Ngarralja Tommy May, Nyarna (Lake Stretch), 2007:
That Canning Stock Road they been only put ’em lately. It wasn’t Canning Stock Road before. Before, it was blackfella country.
Before the stock route, Martu people had to deal with other changes in their country.
The ‘rabbit-proof fence’, also originally surveyed by Alfred Canning, was a major structure laid over the land in an attempt to stop the spread of rabbits.
Here the artist has painted the fence, and shown how that line cut across the traditional country, waters and walking paths of her ancestors.
Part of the rabbit-proof fence is on display in the Museum's Old New Land gallery.
In the early 1900s, with a mining boom underway, the high price of beef was a major problem for the growing state of Western Australia.
In 1905 politician James Isdell proposed creating a stock route through the desert to transport the East Kimberley cattle to southern markets.
The task of surveying the stock route was given to Alfred Canning. His job was to find a route from the goldmining town of Wiluna through more than 1800 kilometres of desert to Sturt Creek in the north.
Canning succeeded, but his methods cast a shadow over the route. His treatment of Aboriginal people, including chaining them, became the subject of a royal commission. Canning's map, however, became a symbol of Australia’s pioneering history.

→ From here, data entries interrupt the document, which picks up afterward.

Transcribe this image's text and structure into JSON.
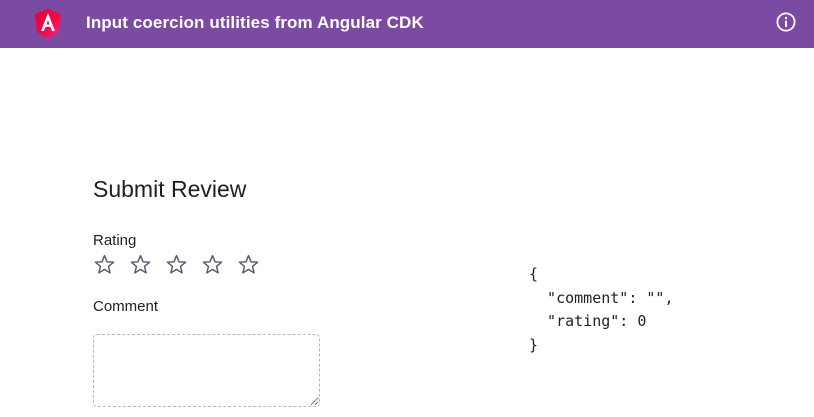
{
  "header": {
    "title": "Input coercion utilities from Angular CDK",
    "logo_icon": "angular-logo-icon",
    "info_icon": "info-icon",
    "background_color": "#7b4aa3"
  },
  "form": {
    "heading": "Submit Review",
    "rating_label": "Rating",
    "rating": {
      "value": 0,
      "max": 5,
      "star_icon": "star-outline-icon"
    },
    "comment_label": "Comment",
    "comment_value": ""
  },
  "output": {
    "open_brace": "{",
    "comment_line": "  \"comment\": \"\",",
    "rating_line": "  \"rating\": 0",
    "close_brace": "}"
  }
}
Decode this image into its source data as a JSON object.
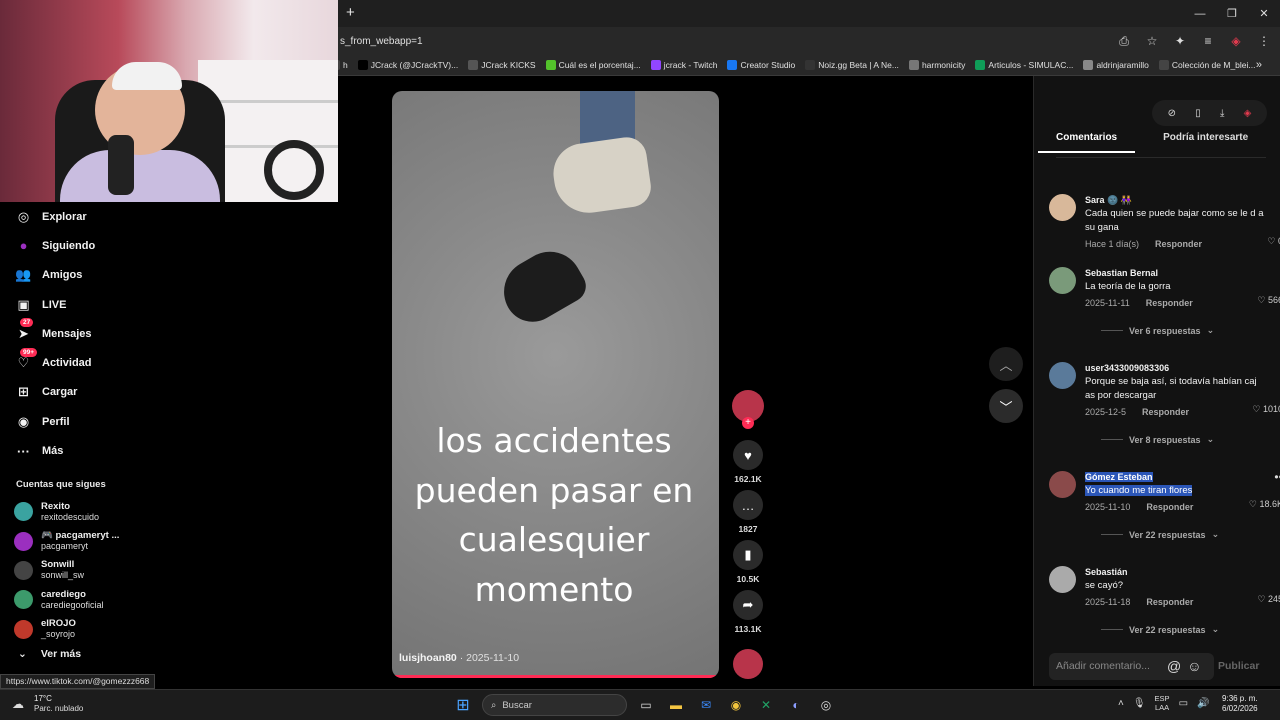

The map records the land formations and water sources required to sustain stock along a narrow desert corridor. What it does not show is Aboriginal country — the homes, lives and cultural landscapes that the Canning Stock Route would intersect and interrupt.

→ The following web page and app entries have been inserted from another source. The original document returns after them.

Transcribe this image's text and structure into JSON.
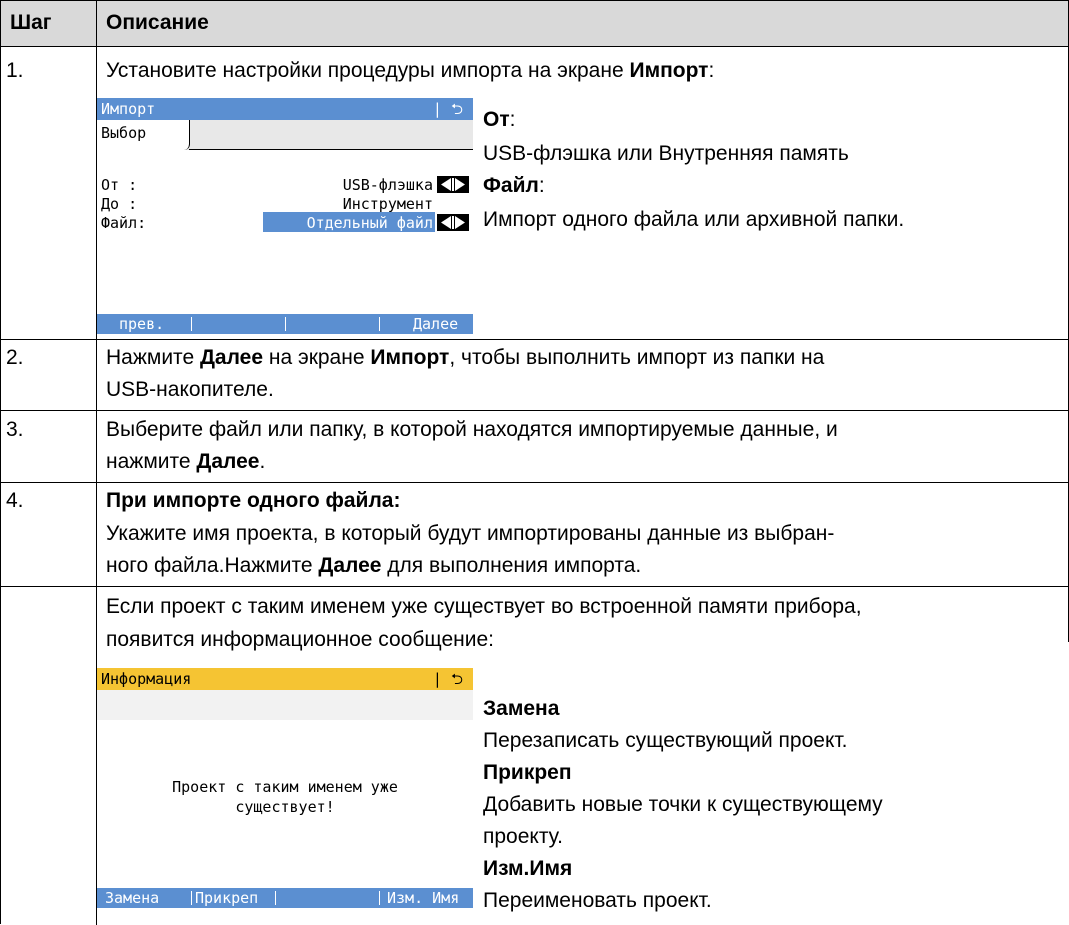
{
  "table": {
    "header": {
      "step": "Шаг",
      "description": "Описание"
    },
    "rows": [
      {
        "step": "1.",
        "intro_pre": "Установите настройки процедуры импорта на экране ",
        "intro_bold": "Импорт",
        "intro_post": ":",
        "screen": {
          "title": "Импорт",
          "back_symbol": "| ⮌",
          "tab": "Выбор",
          "fields": [
            {
              "label": "От   :",
              "value": "USB-флэшка"
            },
            {
              "label": "До   :",
              "value": "Инструмент"
            },
            {
              "label": "Файл:",
              "value": "Отдельный файл"
            }
          ],
          "softkeys": [
            "прев.",
            "",
            "",
            "Далее"
          ]
        },
        "notes": [
          {
            "term": "От",
            "term_suffix": ":",
            "text": "USB-флэшка или Внутренняя память"
          },
          {
            "term": "Файл",
            "term_suffix": ":",
            "text": "Импорт одного файла или архивной папки."
          }
        ]
      },
      {
        "step": "2.",
        "p1": "Нажмите ",
        "b1": "Далее",
        "p2": " на экране ",
        "b2": "Импорт",
        "p3": ", чтобы выполнить импорт из папки на",
        "line2": "USB-накопителе."
      },
      {
        "step": "3.",
        "line1": "Выберите файл или папку, в которой находятся импортируемые данные, и",
        "line2_pre": "нажмите ",
        "line2_bold": "Далее",
        "line2_post": "."
      },
      {
        "step": "4.",
        "heading": "При импорте одного файла:",
        "line1": "Укажите имя проекта, в который будут импортированы данные из выбран-",
        "line2_pre": "ного файла.Нажмите ",
        "line2_bold": "Далее",
        "line2_post": " для выполнения импорта."
      },
      {
        "step": "",
        "line1": "Если проект с таким именем уже существует во встроенной памяти прибора,",
        "line2": "появится информационное сообщение:",
        "screen": {
          "title": "Информация",
          "back_symbol": "| ⮌",
          "message_line1": "Проект с таким именем уже",
          "message_line2": "существует!",
          "softkeys": [
            "Замена",
            "Прикреп",
            "",
            "Изм. Имя"
          ]
        },
        "notes": [
          {
            "term": "Замена",
            "text": "Перезаписать существующий проект."
          },
          {
            "term": "Прикреп",
            "text_line1": "Добавить новые точки к существующему",
            "text_line2": "проекту."
          },
          {
            "term": "Изм.Имя",
            "text": "Переименовать проект."
          }
        ]
      }
    ]
  }
}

Zoom in to see Alfred Canning's map of the Canning Stock Route in more detail: